WORK REQUEST ->
Search the entries below for the word "label" and copy each line that has it.

SUPPLIED MATERIAL Block Start

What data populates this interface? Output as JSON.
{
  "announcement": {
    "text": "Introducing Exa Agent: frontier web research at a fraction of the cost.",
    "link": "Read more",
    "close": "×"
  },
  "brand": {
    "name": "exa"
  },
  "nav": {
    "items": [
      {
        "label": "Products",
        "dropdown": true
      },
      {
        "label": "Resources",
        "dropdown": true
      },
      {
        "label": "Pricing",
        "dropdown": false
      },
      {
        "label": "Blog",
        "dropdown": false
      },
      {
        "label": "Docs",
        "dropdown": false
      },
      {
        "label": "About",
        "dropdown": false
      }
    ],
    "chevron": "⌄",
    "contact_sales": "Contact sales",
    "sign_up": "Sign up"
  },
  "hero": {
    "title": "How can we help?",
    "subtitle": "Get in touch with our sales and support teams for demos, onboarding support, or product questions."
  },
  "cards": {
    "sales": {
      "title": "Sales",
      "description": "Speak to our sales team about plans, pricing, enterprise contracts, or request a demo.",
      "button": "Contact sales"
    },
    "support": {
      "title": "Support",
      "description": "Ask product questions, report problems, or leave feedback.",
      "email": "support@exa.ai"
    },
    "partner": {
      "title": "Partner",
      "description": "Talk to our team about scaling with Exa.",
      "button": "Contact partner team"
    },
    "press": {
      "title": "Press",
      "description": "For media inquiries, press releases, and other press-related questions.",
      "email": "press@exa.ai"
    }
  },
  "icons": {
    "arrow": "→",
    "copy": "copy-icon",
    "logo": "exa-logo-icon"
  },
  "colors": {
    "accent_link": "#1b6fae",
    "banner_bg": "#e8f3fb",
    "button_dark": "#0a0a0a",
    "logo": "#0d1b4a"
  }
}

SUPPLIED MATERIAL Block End

RESPONSE ->
        "label": "Products",
        "label": "Resources",
        "label": "Pricing",
        "label": "Blog",
        "label": "Docs",
        "label": "About",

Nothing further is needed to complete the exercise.